Problem to solve
Using "Ctrl" as the search string, find the matching lines below and copy them.

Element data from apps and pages
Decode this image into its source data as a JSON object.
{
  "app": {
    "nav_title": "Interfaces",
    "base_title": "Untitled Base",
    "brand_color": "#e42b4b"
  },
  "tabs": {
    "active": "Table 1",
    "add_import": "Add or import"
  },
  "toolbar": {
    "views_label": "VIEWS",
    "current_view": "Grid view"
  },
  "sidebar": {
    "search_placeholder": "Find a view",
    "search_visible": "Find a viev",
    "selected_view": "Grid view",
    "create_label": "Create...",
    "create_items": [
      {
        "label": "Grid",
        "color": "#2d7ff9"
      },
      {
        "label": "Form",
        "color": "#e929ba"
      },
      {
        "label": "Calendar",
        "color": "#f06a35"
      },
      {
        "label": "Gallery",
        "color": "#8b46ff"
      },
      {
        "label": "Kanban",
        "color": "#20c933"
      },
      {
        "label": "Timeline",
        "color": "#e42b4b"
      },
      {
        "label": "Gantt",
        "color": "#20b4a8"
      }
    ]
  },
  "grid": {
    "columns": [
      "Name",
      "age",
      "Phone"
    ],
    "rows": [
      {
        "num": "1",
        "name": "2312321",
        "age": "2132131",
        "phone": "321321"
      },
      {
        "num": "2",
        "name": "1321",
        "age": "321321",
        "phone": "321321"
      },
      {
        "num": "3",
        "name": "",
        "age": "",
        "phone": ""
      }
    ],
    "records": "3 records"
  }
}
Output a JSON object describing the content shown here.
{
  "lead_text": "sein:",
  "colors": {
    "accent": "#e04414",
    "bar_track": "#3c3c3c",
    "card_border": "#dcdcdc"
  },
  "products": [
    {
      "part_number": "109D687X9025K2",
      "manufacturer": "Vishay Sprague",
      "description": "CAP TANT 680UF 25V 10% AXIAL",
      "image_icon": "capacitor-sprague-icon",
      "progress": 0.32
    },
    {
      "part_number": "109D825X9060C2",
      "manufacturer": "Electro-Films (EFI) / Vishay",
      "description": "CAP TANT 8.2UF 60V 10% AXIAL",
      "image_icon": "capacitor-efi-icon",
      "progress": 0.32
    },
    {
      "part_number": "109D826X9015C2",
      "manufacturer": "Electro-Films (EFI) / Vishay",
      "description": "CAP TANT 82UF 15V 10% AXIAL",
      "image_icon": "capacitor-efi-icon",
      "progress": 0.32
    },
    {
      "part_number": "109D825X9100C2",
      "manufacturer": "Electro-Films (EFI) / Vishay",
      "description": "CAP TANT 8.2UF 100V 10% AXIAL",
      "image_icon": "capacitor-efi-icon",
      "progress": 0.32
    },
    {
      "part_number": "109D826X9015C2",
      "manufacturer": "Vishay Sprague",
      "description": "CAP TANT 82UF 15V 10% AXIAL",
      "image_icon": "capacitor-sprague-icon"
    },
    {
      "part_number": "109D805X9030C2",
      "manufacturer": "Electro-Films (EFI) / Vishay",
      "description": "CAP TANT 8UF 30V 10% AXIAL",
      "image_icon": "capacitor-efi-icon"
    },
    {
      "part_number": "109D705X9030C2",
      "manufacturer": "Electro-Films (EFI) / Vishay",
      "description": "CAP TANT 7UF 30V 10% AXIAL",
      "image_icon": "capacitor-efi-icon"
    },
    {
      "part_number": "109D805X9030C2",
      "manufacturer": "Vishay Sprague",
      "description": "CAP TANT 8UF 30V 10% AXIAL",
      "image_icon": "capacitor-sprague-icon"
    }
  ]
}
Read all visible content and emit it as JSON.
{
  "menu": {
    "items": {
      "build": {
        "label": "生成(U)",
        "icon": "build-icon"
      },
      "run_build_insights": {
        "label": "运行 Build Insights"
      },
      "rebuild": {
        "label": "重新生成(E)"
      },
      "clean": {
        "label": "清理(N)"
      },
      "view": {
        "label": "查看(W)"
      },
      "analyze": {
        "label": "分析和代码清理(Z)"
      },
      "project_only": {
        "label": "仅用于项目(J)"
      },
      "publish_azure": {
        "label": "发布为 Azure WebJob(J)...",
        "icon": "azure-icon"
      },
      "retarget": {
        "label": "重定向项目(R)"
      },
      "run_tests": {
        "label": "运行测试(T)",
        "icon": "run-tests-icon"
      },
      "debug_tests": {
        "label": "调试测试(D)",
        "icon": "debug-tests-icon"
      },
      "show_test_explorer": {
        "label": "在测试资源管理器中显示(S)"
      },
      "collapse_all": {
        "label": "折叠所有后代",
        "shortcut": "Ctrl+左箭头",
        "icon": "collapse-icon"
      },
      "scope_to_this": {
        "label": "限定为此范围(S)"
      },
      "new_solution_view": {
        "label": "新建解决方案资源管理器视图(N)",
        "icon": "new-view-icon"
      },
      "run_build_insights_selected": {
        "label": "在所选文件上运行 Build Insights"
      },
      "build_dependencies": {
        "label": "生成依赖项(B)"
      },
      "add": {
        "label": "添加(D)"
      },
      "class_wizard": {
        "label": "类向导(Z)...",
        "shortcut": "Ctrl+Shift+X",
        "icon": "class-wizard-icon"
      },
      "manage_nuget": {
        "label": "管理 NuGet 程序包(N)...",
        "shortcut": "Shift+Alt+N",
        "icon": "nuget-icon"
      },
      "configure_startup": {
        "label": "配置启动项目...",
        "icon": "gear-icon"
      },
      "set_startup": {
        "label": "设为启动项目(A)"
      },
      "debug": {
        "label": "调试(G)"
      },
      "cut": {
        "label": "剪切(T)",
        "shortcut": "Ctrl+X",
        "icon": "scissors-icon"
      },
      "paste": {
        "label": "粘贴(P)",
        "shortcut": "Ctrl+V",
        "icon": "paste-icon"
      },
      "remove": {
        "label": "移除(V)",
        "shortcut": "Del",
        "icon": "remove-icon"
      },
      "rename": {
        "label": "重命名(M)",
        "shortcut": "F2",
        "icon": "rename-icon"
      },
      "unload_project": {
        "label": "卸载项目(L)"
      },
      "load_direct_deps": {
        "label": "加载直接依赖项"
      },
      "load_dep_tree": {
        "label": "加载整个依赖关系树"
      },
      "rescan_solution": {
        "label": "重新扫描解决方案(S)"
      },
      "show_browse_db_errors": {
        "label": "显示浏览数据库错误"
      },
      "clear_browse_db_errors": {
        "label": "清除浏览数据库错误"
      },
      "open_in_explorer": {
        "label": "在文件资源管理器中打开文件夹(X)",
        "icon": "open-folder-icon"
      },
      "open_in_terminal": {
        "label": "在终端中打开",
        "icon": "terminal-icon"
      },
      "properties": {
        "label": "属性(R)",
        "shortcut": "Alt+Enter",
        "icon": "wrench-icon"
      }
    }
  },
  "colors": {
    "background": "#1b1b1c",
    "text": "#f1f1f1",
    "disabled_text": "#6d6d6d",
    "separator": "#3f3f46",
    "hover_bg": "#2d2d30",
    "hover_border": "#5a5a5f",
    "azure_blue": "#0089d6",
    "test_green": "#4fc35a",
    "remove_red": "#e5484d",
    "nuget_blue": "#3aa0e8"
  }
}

Result for this exercise
        "shortcut": "Ctrl+左箭头",
        "shortcut": "Ctrl+Shift+X",
        "shortcut": "Ctrl+X",
        "shortcut": "Ctrl+V",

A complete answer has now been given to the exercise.